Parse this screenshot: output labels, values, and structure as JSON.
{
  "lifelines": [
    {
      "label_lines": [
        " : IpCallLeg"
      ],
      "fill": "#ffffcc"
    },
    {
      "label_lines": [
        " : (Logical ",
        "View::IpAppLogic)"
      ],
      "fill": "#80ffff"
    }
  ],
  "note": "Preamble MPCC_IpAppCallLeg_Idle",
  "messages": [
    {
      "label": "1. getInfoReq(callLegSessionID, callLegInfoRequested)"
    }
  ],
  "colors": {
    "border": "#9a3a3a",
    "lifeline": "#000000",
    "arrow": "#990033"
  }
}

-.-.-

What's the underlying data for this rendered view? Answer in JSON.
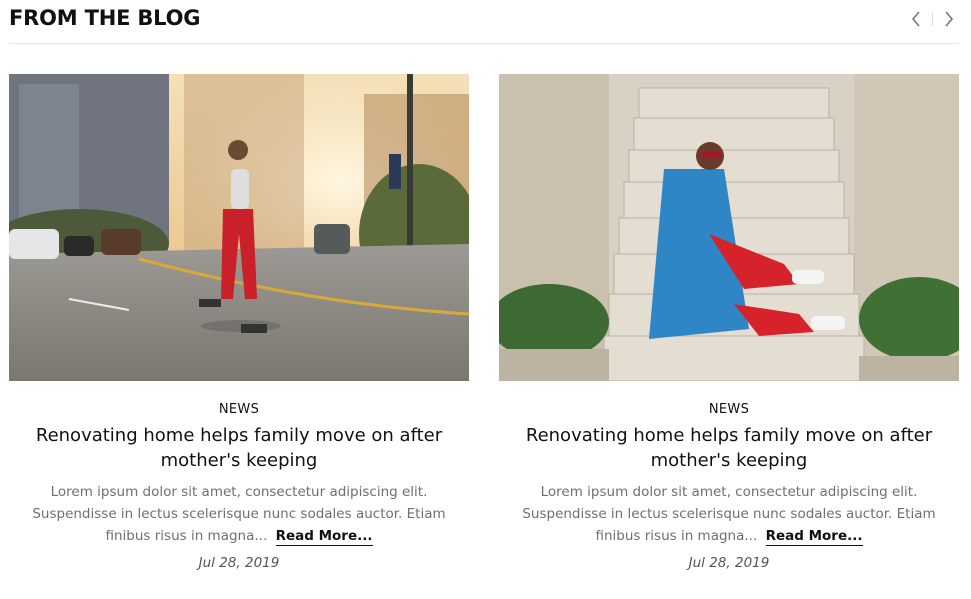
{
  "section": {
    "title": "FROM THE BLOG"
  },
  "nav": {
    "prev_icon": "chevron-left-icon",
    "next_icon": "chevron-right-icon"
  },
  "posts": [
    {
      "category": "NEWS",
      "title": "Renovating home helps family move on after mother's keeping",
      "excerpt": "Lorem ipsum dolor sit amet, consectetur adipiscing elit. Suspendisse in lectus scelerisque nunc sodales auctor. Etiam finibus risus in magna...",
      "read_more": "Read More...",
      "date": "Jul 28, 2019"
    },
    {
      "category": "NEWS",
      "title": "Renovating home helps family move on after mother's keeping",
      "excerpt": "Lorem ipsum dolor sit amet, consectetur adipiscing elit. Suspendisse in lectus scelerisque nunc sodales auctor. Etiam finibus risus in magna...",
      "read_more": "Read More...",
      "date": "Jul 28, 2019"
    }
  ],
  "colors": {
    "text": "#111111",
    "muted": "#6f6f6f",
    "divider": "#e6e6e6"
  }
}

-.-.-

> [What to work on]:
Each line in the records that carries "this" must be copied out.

> [Output of the exercise]:
Parse this screenshot: output labels, values, and structure as JSON.
What's the underlying data for this rendered view? Answer in JSON.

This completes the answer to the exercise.